M.D., 1989, National Autonomous University, UNAM, Mexico City, Mexico
Human nutrition; gene- nutrient interactions of humans; the role of genetic and environmental influences on the development of obesity.
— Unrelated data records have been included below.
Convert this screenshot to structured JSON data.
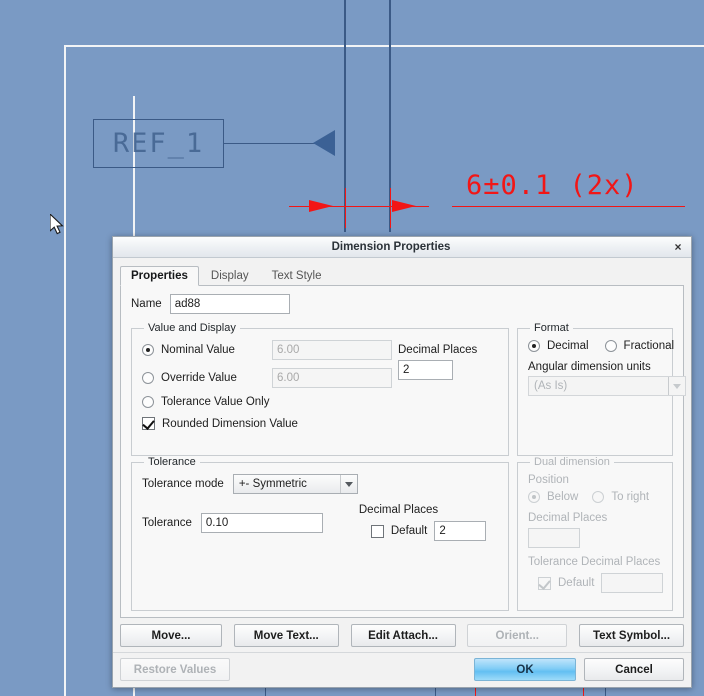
{
  "cad": {
    "ref_balloon_label": "REF_1",
    "dimension_text": "6±0.1 (2x)",
    "cursor_icon": "arrow-cursor-icon",
    "colors": {
      "background": "#7a9ac4",
      "geometry_blue": "#3b5a86",
      "dimension_red": "#f21616",
      "sheet_border_white": "#f2f4f6"
    }
  },
  "dialog": {
    "title": "Dimension Properties",
    "close_label": "×",
    "tabs": [
      {
        "label": "Properties",
        "active": true
      },
      {
        "label": "Display",
        "active": false
      },
      {
        "label": "Text Style",
        "active": false
      }
    ],
    "name_field": {
      "label": "Name",
      "value": "ad88"
    },
    "value_and_display": {
      "legend": "Value and Display",
      "options": [
        {
          "label": "Nominal Value",
          "selected": true,
          "field_value": "6.00",
          "field_enabled": false
        },
        {
          "label": "Override Value",
          "selected": false,
          "field_value": "6.00",
          "field_enabled": false
        },
        {
          "label": "Tolerance Value Only",
          "selected": false
        }
      ],
      "rounded_dimension_value": {
        "label": "Rounded Dimension Value",
        "checked": true
      },
      "decimal_places": {
        "label": "Decimal Places",
        "value": "2"
      }
    },
    "format": {
      "legend": "Format",
      "options": [
        {
          "label": "Decimal",
          "selected": true
        },
        {
          "label": "Fractional",
          "selected": false
        }
      ],
      "angular_units": {
        "label": "Angular dimension units",
        "value": "(As Is)",
        "enabled": false
      }
    },
    "tolerance": {
      "legend": "Tolerance",
      "mode_label": "Tolerance mode",
      "mode_value": "+- Symmetric",
      "value_label": "Tolerance",
      "value": "0.10",
      "decimal_places_label": "Decimal Places",
      "default_label": "Default",
      "default_checked": false,
      "decimal_places_value": "2"
    },
    "dual_dimension": {
      "legend": "Dual dimension",
      "enabled": false,
      "position_label": "Position",
      "position_options": [
        {
          "label": "Below",
          "selected": true
        },
        {
          "label": "To right",
          "selected": false
        }
      ],
      "decimal_places_label": "Decimal Places",
      "decimal_places_value": "",
      "tolerance_decimal_places_label": "Tolerance Decimal Places",
      "tolerance_default_label": "Default",
      "tolerance_default_checked": true,
      "tolerance_decimal_places_value": ""
    },
    "buttons": {
      "move": "Move...",
      "move_text": "Move Text...",
      "edit_attach": "Edit Attach...",
      "orient": "Orient...",
      "orient_enabled": false,
      "text_symbol": "Text Symbol...",
      "restore_values": "Restore Values",
      "restore_values_enabled": false,
      "ok": "OK",
      "cancel": "Cancel"
    }
  }
}
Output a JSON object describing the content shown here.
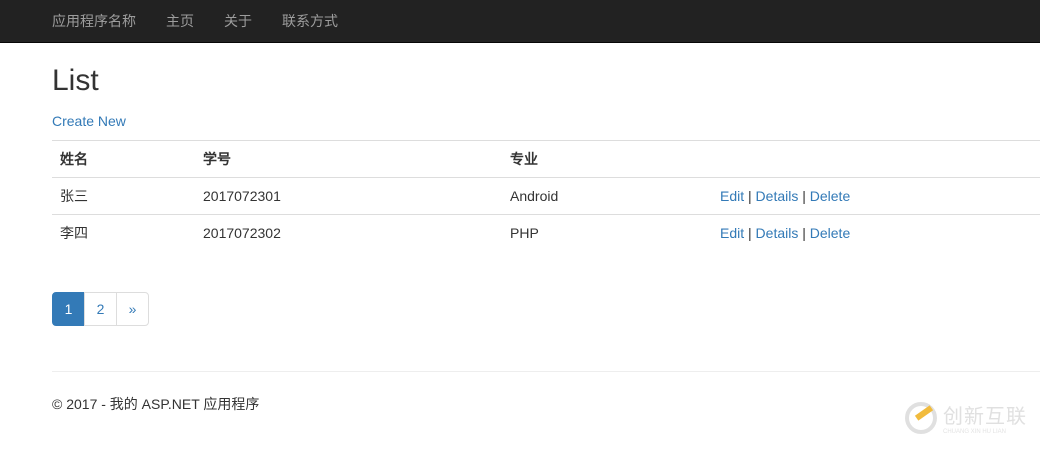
{
  "navbar": {
    "brand": "应用程序名称",
    "links": [
      "主页",
      "关于",
      "联系方式"
    ]
  },
  "page": {
    "title": "List",
    "create_new": "Create New"
  },
  "table": {
    "headers": [
      "姓名",
      "学号",
      "专业",
      ""
    ],
    "rows": [
      {
        "name": "张三",
        "id": "2017072301",
        "major": "Android"
      },
      {
        "name": "李四",
        "id": "2017072302",
        "major": "PHP"
      }
    ],
    "actions": {
      "edit": "Edit",
      "details": "Details",
      "delete": "Delete",
      "sep": "|"
    }
  },
  "pagination": {
    "pages": [
      "1",
      "2"
    ],
    "next": "»",
    "current": "1"
  },
  "footer": {
    "text": "© 2017 - 我的 ASP.NET 应用程序"
  },
  "watermark": {
    "cn": "创新互联",
    "en": "CHUANG XIN HU LIAN"
  },
  "colors": {
    "link": "#337ab7",
    "navbar": "#222222"
  }
}
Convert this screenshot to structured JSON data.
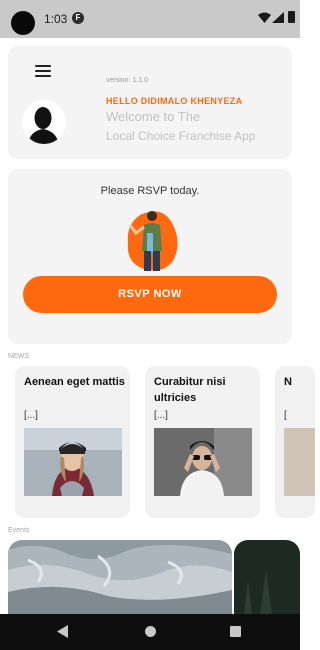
{
  "status_bar": {
    "time": "1:03",
    "notification_icon": "F"
  },
  "welcome": {
    "version": "version: 1.1.0",
    "greeting": "HELLO DIDIMALO KHENYEZA",
    "line1": "Welcome to The",
    "line2": "Local Choice Franchise App"
  },
  "rsvp": {
    "prompt": "Please RSVP today.",
    "button": "RSVP NOW"
  },
  "sections": {
    "news": "NEWS",
    "events": "Events"
  },
  "news": [
    {
      "title": "Aenean eget mattis",
      "excerpt": "[...]"
    },
    {
      "title": "Curabitur nisi ultricies",
      "excerpt": "[...]"
    },
    {
      "title": "N",
      "excerpt": "["
    }
  ],
  "colors": {
    "accent": "#ff6a10",
    "card": "#f4f4f4"
  }
}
Obesity and its related diseases are now a worldwide health and socio-economical burden. Although it is likely that the growing epidemic of obesity is primarily related to unhealthy diets and lack of exercise, heritability studies indicate that genetic factors account for 30 to 70% of the predisposition to excessive weight gain. Despite the progress in identifying some monogenic causes of obesity, the progress in defining the genetic basis of common obesity has been proven to be a complex task. Â Obesity increases the risk of developing diseases such as insulin resistance and diabetes, altered lipoprotein metabolism, hypertension and cardiovascular disease, some forms of cancer, sleep apnea, and osteoarthritis. These obesity-related diseases have also a genetic component.
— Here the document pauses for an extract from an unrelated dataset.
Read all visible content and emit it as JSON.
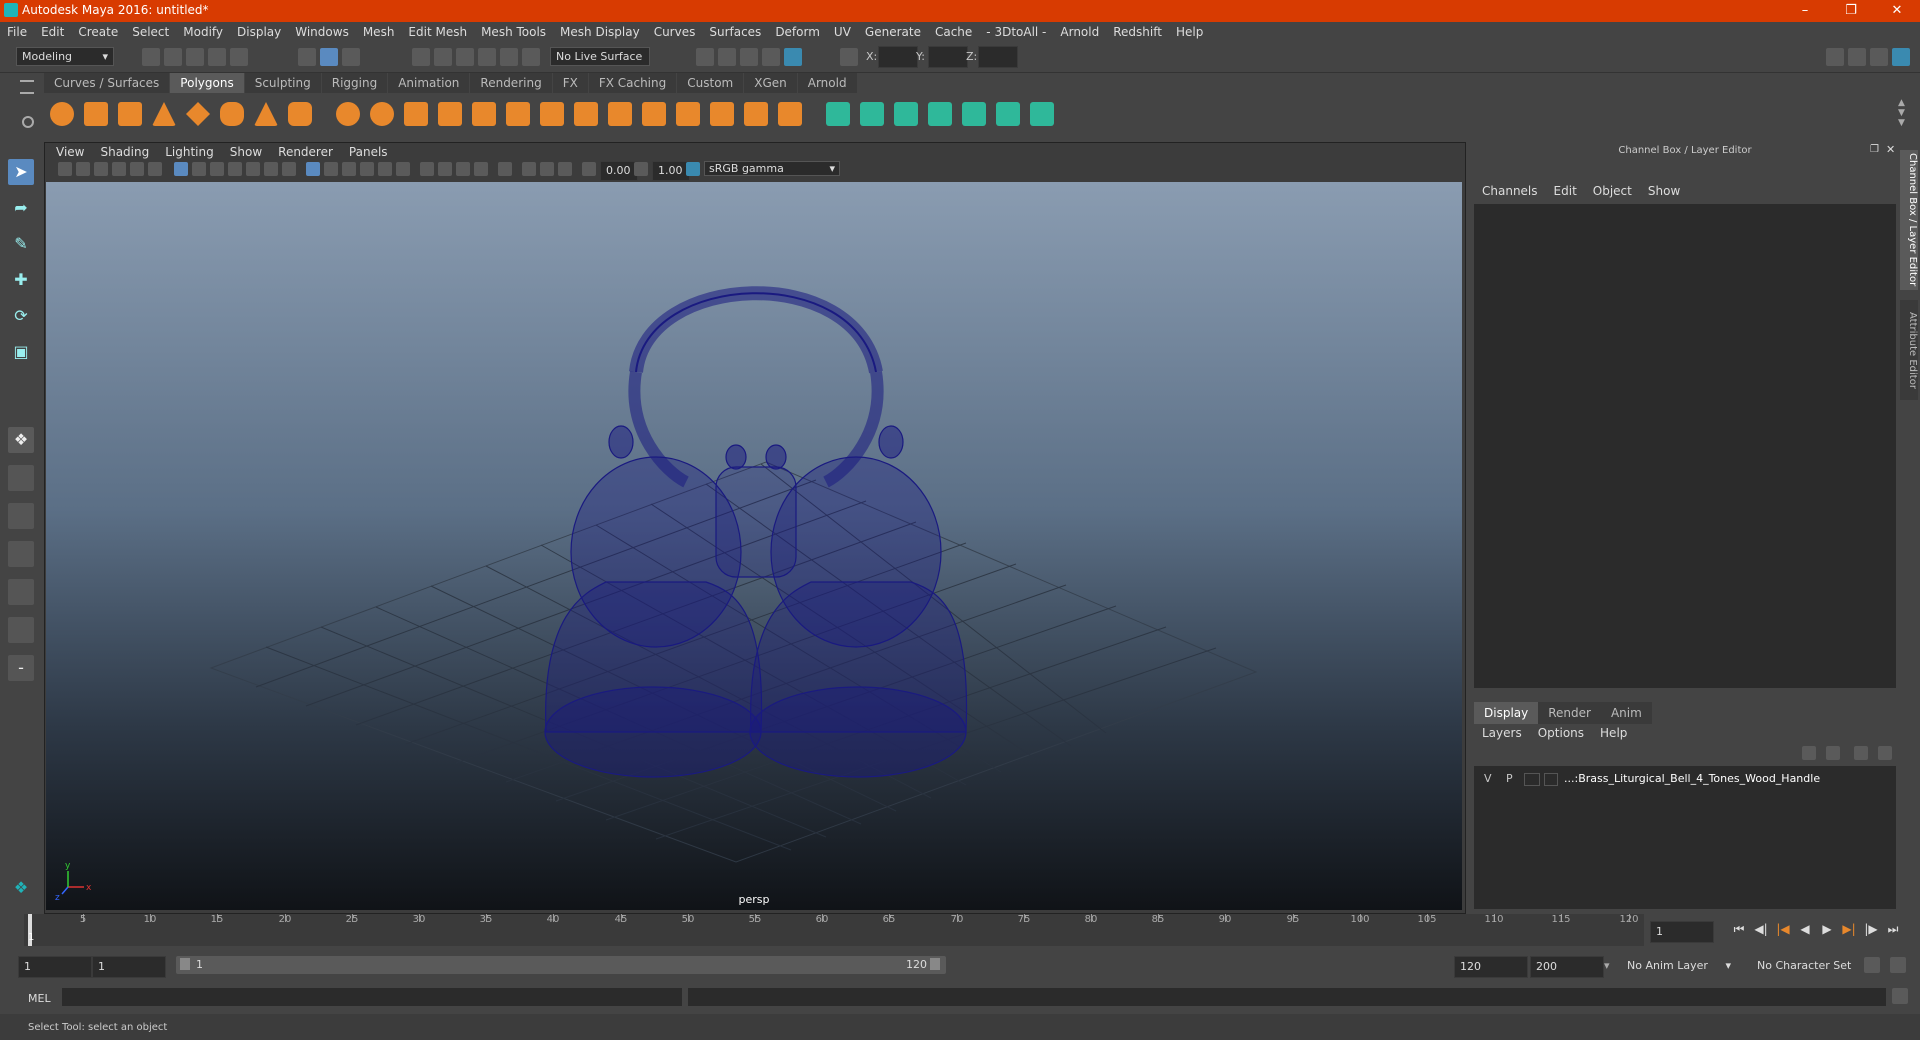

The goal of my research is to expand on the knowledge of gene-environment interactions. Our individual genetic profile interacts with the environment to allow a gene or groups of genes in different metabolic pathways to adapt to changes in diet or exercise and many other environmental factors, to maintain a healthy status. As we understand more about gene-environment interactions, individualized recommendations for preventing obesity and obesity-related diseases will become more accessible and reliable. My research group investigates nutrient-gene, exercise-gene and other gene-environment interactions in children and adults from diverse populations.
We will use high-throughput systems to genotype markers and real-time RT-PCR for gene expression analysis. These data will be integrated with anthropometric measurements, life-style factors and blood metabolic profiles to investigate genetic associations. We intend to use these techniques to identify genes that might be associated with obesity and related diseases. Our goal is to find early diagnosis markers that will help in the development of effective and individualized interventions directed at preventing childhood and adult obesity, and the morbidity due to obesity-related diseases.
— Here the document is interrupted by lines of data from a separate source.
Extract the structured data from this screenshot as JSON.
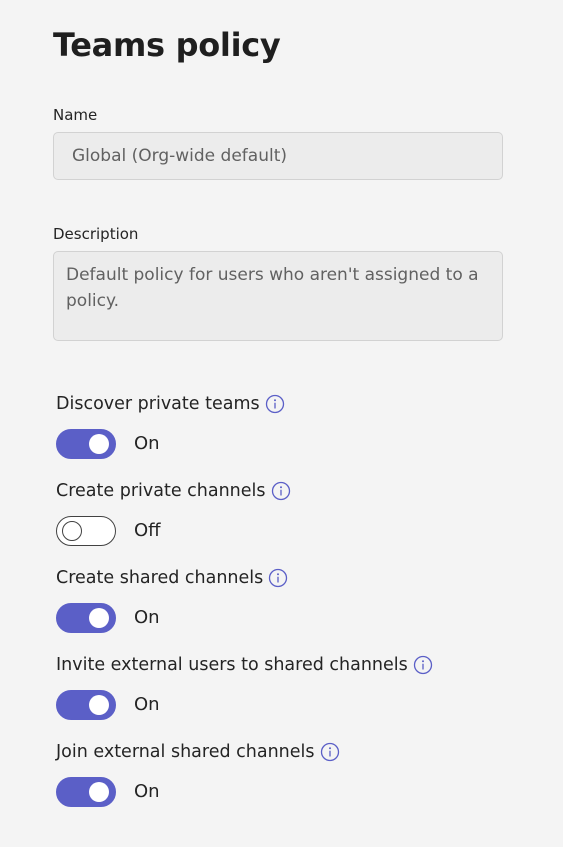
{
  "page": {
    "title": "Teams policy"
  },
  "name_field": {
    "label": "Name",
    "value": "Global (Org-wide default)"
  },
  "description_field": {
    "label": "Description",
    "value": "Default policy for users who aren't assigned to a policy."
  },
  "settings": [
    {
      "label": "Discover private teams",
      "state": "On",
      "enabled": true,
      "icon": "info-icon"
    },
    {
      "label": "Create private channels",
      "state": "Off",
      "enabled": false,
      "icon": "info-icon"
    },
    {
      "label": "Create shared channels",
      "state": "On",
      "enabled": true,
      "icon": "info-icon"
    },
    {
      "label": "Invite external users to shared channels",
      "state": "On",
      "enabled": true,
      "icon": "info-icon"
    },
    {
      "label": "Join external shared channels",
      "state": "On",
      "enabled": true,
      "icon": "info-icon"
    }
  ],
  "colors": {
    "accent": "#5b5fc7",
    "background": "#f4f4f4",
    "field_background": "#ececec"
  }
}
Teran-Garcia M., T. Rankinen, C. Bouchard. (2008) Genes, exercise, growth and the sedentary, obese child. J. Appl. Physiol. 105:988-1001.
Teran-Garcia M., J.P. DesprTs, A. Tremblay, and C. Bouchard. (2008) Effects of Cholesterol Ester Transfer Protein (CETP) gene polymorphisms on adiposity in response to long-term overfeeding in identical twins. Atherosclerosis 196(1):455-460.
Teran-Garcia M. and C. Bouchard. (2007) Genetics of the metabolic syndrome. Rev. Appl. Physiol. Nutr. Metab. 32:89-114.
Teran-Garcia M., T. Rankinen, T. Rice, A.S. Leon, D.C. Rao, J.S. Skinner and C. Bouchard. (2007) Variations of the four and a half LIM domain 1 gene (FHL1) are associated with fasting insulin and insulin sensitivity responses to regular exercise. Diabetologia 50(9):1858-66.
Redman L.M., M. Teran-Garcia and E. Ravussin. (2007) Preventing metabolic syndrome: Diet, exercise, both or more? Review of Endocrinology 23-25.
Teran-Garcia M., N. Santoro, T. Rankinen, J. Bergeron, T. Rice, A.S. Leon, D.C. Rao, J.S. Skinner, J.H. Wilmore, R.N. Bergman, J.P. DesprTs, and C. Bouchard. (2005) Hepatic lipase gene variant -514C>T is associated with lipoprotein and insulin sensitivity response to regular exercise: The HERITAGE Family Study. Diabetes 54(7):2251-2255.